You are to retype all of the data exactly as it appears.

_Entries from a dataset of interfaces_
○ ○ ○ ○

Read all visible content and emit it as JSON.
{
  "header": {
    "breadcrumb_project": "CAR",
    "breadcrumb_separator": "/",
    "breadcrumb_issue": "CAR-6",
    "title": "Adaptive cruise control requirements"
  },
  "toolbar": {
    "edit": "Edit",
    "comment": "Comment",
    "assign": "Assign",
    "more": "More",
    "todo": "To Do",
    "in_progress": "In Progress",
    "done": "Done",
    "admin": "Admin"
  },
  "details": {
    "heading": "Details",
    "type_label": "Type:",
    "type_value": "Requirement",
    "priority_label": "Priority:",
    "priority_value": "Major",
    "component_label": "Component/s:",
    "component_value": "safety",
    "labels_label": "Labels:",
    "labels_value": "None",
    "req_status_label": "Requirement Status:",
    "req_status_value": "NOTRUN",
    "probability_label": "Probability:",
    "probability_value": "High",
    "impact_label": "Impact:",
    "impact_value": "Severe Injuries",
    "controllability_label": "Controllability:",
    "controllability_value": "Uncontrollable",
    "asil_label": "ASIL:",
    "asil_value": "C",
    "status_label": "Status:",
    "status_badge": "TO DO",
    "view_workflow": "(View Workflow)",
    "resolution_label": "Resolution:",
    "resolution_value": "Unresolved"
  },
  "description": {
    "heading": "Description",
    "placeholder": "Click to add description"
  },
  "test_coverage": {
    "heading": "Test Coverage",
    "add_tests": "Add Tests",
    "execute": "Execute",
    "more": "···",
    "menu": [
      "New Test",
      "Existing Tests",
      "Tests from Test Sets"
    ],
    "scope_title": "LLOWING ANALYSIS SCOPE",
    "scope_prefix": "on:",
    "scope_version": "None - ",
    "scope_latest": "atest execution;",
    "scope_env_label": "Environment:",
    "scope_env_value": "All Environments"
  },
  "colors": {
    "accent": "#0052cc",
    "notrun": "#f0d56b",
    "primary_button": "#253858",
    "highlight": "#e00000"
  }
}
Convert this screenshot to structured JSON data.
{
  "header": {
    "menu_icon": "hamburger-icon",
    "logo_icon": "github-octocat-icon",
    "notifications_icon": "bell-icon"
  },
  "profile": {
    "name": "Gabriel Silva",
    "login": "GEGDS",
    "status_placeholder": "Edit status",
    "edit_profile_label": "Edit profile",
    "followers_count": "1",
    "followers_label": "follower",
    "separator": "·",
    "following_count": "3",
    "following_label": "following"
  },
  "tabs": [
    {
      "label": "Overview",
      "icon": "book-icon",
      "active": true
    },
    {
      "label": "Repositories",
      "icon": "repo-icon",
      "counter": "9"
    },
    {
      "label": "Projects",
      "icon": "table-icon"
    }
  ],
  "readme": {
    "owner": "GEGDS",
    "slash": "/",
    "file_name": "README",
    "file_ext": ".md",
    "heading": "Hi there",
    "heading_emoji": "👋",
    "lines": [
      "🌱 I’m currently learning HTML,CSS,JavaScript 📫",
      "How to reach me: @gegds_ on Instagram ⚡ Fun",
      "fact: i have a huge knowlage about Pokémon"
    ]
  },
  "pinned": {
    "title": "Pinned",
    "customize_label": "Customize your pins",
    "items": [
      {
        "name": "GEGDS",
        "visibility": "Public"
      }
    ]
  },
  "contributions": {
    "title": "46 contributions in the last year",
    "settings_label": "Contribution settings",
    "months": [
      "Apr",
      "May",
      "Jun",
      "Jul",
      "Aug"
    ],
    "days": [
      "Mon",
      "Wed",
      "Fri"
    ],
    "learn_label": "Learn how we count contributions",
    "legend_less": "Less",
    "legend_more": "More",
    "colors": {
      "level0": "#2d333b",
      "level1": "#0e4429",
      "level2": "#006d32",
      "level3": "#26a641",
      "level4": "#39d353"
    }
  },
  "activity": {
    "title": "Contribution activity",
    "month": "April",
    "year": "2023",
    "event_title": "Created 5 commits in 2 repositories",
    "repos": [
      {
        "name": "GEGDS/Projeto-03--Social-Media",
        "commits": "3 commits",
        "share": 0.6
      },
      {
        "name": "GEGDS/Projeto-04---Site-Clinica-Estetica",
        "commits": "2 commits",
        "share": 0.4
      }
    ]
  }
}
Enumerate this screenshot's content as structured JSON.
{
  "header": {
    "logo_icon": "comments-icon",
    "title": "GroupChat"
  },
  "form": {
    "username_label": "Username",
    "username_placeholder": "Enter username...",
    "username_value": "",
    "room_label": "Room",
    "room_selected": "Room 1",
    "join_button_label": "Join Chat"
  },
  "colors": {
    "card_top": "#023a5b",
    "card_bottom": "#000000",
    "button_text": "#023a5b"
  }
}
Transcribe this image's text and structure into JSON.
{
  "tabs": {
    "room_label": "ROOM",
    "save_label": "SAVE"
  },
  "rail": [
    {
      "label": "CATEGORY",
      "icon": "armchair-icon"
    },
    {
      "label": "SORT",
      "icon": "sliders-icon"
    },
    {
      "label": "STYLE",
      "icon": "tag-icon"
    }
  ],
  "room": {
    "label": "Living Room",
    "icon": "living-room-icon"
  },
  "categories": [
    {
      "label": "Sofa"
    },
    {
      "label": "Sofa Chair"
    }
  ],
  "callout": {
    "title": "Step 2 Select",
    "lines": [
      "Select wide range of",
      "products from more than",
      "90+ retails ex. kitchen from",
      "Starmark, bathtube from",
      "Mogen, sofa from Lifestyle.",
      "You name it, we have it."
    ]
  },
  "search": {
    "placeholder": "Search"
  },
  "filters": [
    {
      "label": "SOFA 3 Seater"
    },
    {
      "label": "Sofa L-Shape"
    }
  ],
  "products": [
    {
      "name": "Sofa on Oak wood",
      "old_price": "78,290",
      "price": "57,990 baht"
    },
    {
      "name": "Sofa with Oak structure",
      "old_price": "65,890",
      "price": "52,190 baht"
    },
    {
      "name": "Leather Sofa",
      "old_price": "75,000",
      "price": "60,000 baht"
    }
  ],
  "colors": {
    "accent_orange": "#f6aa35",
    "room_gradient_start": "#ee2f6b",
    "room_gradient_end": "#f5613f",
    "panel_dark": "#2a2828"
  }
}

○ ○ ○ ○

_Result of this task_
Read all visible content and emit it as JSON.
{
  "header": {
    "breadcrumb_project": "CAR",
    "breadcrumb_separator": "/",
    "breadcrumb_issue": "CAR-6",
    "title": "Adaptive cruise control requirements"
  },
  "toolbar": {
    "edit": "Edit",
    "comment": "Comment",
    "assign": "Assign",
    "more": "More",
    "todo": "To Do",
    "in_progress": "In Progress",
    "done": "Done",
    "admin": "Admin"
  },
  "details": {
    "heading": "Details",
    "type_label": "Type:",
    "type_value": "Requirement",
    "priority_label": "Priority:",
    "priority_value": "Major",
    "component_label": "Component/s:",
    "component_value": "safety",
    "labels_label": "Labels:",
    "labels_value": "None",
    "req_status_label": "Requirement Status:",
    "req_status_value": "NOTRUN",
    "probability_label": "Probability:",
    "probability_value": "High",
    "impact_label": "Impact:",
    "impact_value": "Severe Injuries",
    "controllability_label": "Controllability:",
    "controllability_value": "Uncontrollable",
    "asil_label": "ASIL:",
    "asil_value": "C",
    "status_label": "Status:",
    "status_badge": "TO DO",
    "view_workflow": "(View Workflow)",
    "resolution_label": "Resolution:",
    "resolution_value": "Unresolved"
  },
  "description": {
    "heading": "Description",
    "placeholder": "Click to add description"
  },
  "test_coverage": {
    "heading": "Test Coverage",
    "add_tests": "Add Tests",
    "execute": "Execute",
    "more": "···",
    "menu": [
      "New Test",
      "Existing Tests",
      "Tests from Test Sets"
    ],
    "scope_title": "LLOWING ANALYSIS SCOPE",
    "scope_prefix": "on:",
    "scope_version": "None - ",
    "scope_latest": "atest execution;",
    "scope_env_label": "Environment:",
    "scope_env_value": "All Environments"
  },
  "colors": {
    "accent": "#0052cc",
    "notrun": "#f0d56b",
    "primary_button": "#253858",
    "highlight": "#e00000"
  }
}
Convert this screenshot to structured JSON data.
{
  "header": {
    "menu_icon": "hamburger-icon",
    "logo_icon": "github-octocat-icon",
    "notifications_icon": "bell-icon"
  },
  "profile": {
    "name": "Gabriel Silva",
    "login": "GEGDS",
    "status_placeholder": "Edit status",
    "edit_profile_label": "Edit profile",
    "followers_count": "1",
    "followers_label": "follower",
    "separator": "·",
    "following_count": "3",
    "following_label": "following"
  },
  "tabs": [
    {
      "label": "Overview",
      "icon": "book-icon",
      "active": true
    },
    {
      "label": "Repositories",
      "icon": "repo-icon",
      "counter": "9"
    },
    {
      "label": "Projects",
      "icon": "table-icon"
    }
  ],
  "readme": {
    "owner": "GEGDS",
    "slash": "/",
    "file_name": "README",
    "file_ext": ".md",
    "heading": "Hi there",
    "heading_emoji": "👋",
    "lines": [
      "🌱 I’m currently learning HTML,CSS,JavaScript 📫",
      "How to reach me: @gegds_ on Instagram ⚡ Fun",
      "fact: i have a huge knowlage about Pokémon"
    ]
  },
  "pinned": {
    "title": "Pinned",
    "customize_label": "Customize your pins",
    "items": [
      {
        "name": "GEGDS",
        "visibility": "Public"
      }
    ]
  },
  "contributions": {
    "title": "46 contributions in the last year",
    "settings_label": "Contribution settings",
    "months": [
      "Apr",
      "May",
      "Jun",
      "Jul",
      "Aug"
    ],
    "days": [
      "Mon",
      "Wed",
      "Fri"
    ],
    "learn_label": "Learn how we count contributions",
    "legend_less": "Less",
    "legend_more": "More",
    "colors": {
      "level0": "#2d333b",
      "level1": "#0e4429",
      "level2": "#006d32",
      "level3": "#26a641",
      "level4": "#39d353"
    }
  },
  "activity": {
    "title": "Contribution activity",
    "month": "April",
    "year": "2023",
    "event_title": "Created 5 commits in 2 repositories",
    "repos": [
      {
        "name": "GEGDS/Projeto-03--Social-Media",
        "commits": "3 commits",
        "share": 0.6
      },
      {
        "name": "GEGDS/Projeto-04---Site-Clinica-Estetica",
        "commits": "2 commits",
        "share": 0.4
      }
    ]
  }
}
Enumerate this screenshot's content as structured JSON.
{
  "header": {
    "logo_icon": "comments-icon",
    "title": "GroupChat"
  },
  "form": {
    "username_label": "Username",
    "username_placeholder": "Enter username...",
    "username_value": "",
    "room_label": "Room",
    "room_selected": "Room 1",
    "join_button_label": "Join Chat"
  },
  "colors": {
    "card_top": "#023a5b",
    "card_bottom": "#000000",
    "button_text": "#023a5b"
  }
}
Transcribe this image's text and structure into JSON.
{
  "tabs": {
    "room_label": "ROOM",
    "save_label": "SAVE"
  },
  "rail": [
    {
      "label": "CATEGORY",
      "icon": "armchair-icon"
    },
    {
      "label": "SORT",
      "icon": "sliders-icon"
    },
    {
      "label": "STYLE",
      "icon": "tag-icon"
    }
  ],
  "room": {
    "label": "Living Room",
    "icon": "living-room-icon"
  },
  "categories": [
    {
      "label": "Sofa"
    },
    {
      "label": "Sofa Chair"
    }
  ],
  "callout": {
    "title": "Step 2 Select",
    "lines": [
      "Select wide range of",
      "products from more than",
      "90+ retails ex. kitchen from",
      "Starmark, bathtube from",
      "Mogen, sofa from Lifestyle.",
      "You name it, we have it."
    ]
  },
  "search": {
    "placeholder": "Search"
  },
  "filters": [
    {
      "label": "SOFA 3 Seater"
    },
    {
      "label": "Sofa L-Shape"
    }
  ],
  "products": [
    {
      "name": "Sofa on Oak wood",
      "old_price": "78,290",
      "price": "57,990 baht"
    },
    {
      "name": "Sofa with Oak structure",
      "old_price": "65,890",
      "price": "52,190 baht"
    },
    {
      "name": "Leather Sofa",
      "old_price": "75,000",
      "price": "60,000 baht"
    }
  ],
  "colors": {
    "accent_orange": "#f6aa35",
    "room_gradient_start": "#ee2f6b",
    "room_gradient_end": "#f5613f",
    "panel_dark": "#2a2828"
  }
}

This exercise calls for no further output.